Division 52 Holds its Mid-Winter Meeting in April in Portland, Oregon
Division 52 will be holding its Mid-winter Meeting in conjunction with the Western Psychological Association (WPA) Convention on the West Coast for the first time. The convention will be held April 23-26, 2009. Additional information can be found at APA's Division of International Psychology (Division 52). We encourage psychologists and psychology students to attend WPA’s international sessions, many of which will be held on Friday and Saturday. We also invite you to attend our Board Meeting on Sunday, April 26th if you would like to become more involved in the Division.

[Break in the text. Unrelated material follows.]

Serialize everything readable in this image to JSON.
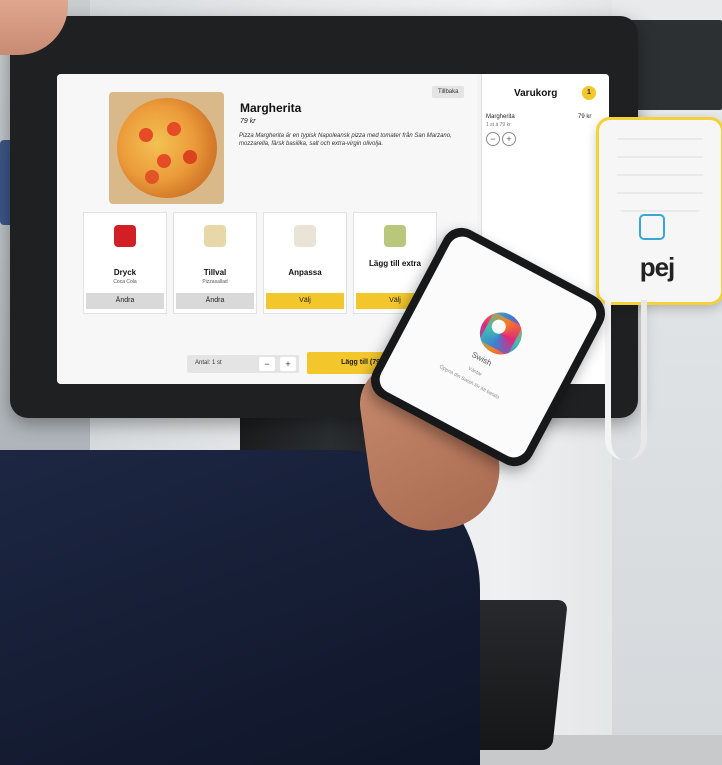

According to its mission statement, the Division of International Psychology (Division 52) “represents the interest of all psychologists who foster international connections among psychologists, engage in multicultural research or practice, apply psychological principles to the development of public policy, or are otherwise concerned with individual and group consequences of global events." Some of the things that the Division does to encourage the development of a more international perspective in psychology include sponsoring programming at the annual meetings of the American Psychological Association , Eastern Psychological Association, and most recently, the Western Psychological Association, to stimulate interest in and share information about international psychology. The upcoming WPA meeting will provide additional networking opportunities for psychologists from around the world and will promote the awareness and development of international consulting, training, and research opportunities and challenges for psychologists.
More specifically, Division 52’s programming at WPA will include sessions on a wide variety of topics conducive to becoming more internationally aware. It will include sessions on how to become more involved in international psychology as a student, clinician, faculty member, or consultant. One venue to facilitating international awareness is to internationalize the undergraduate and graduate psychology curricula through educational innovations and available resources. This may include enhancing the traditional course work, developing travel study programs, creating immersion programs, and establishing international study programs. Emerging technologies can be very useful tools in this endeavor. This multifaceted process of internationalizing curricula not only involves teaching US students, but in addition, helping international students adapt to their new context, as well as understanding unique aspects of teaching and mentoring international students into their professional roles as psychologists. Sessions will address many of these critical aspects of internationalizing the curriculum.
It is also important to base the internationalization of the curriculum on contemporary literature. However, there is a need for more research as well as better international dissemination of research results pertaining to international psychology. Faculty and students need to learn how to conduct psychological research in an international context in order to build upon existing knowledge. Some Division 52 convention sessions will address international adaptations of ethics codes, the significance of the APA Resolution on Cultural and Gender Awareness in International Psychology and APA’s perspective on conducting international research. Psychologists with experience in the field will talk about their work in this area.
There will also be a session on psychology’s role and recent developments at the United Nations. Psychological perspectives on social issues such as terror, human trafficking, emigration, asylum evaluation, managing inter-ethnic conflict, and dealing with the HIV/AIDS epidemic will be explored. These topics span social, human factors, clinical, counseling, and health psychology.
Finally, many psychologists are interested in working clinically as a psychologist across borders. There will be sessions on such topics as counseling in different regions, helping people deal with trauma, and processing issues related to international adoption (issues of identity and “passing”). There will also be a session about the many educational and credentialing systems used for regulating the practice of psychology around the world. Of course, there are many areas that lack education facilities and/or may not require credentialing at all.
In short, we hope to offer a broad range of sessions of particular interest to clinicians, academics, researchers, and consultants from all areas of psychology who are interested in international psychology. We hope that you will join us at WPA, EPA, and APA conventions during the year to partner with us in enhancing awareness and comprehension of the international opportunities and challenges facing us. Ψ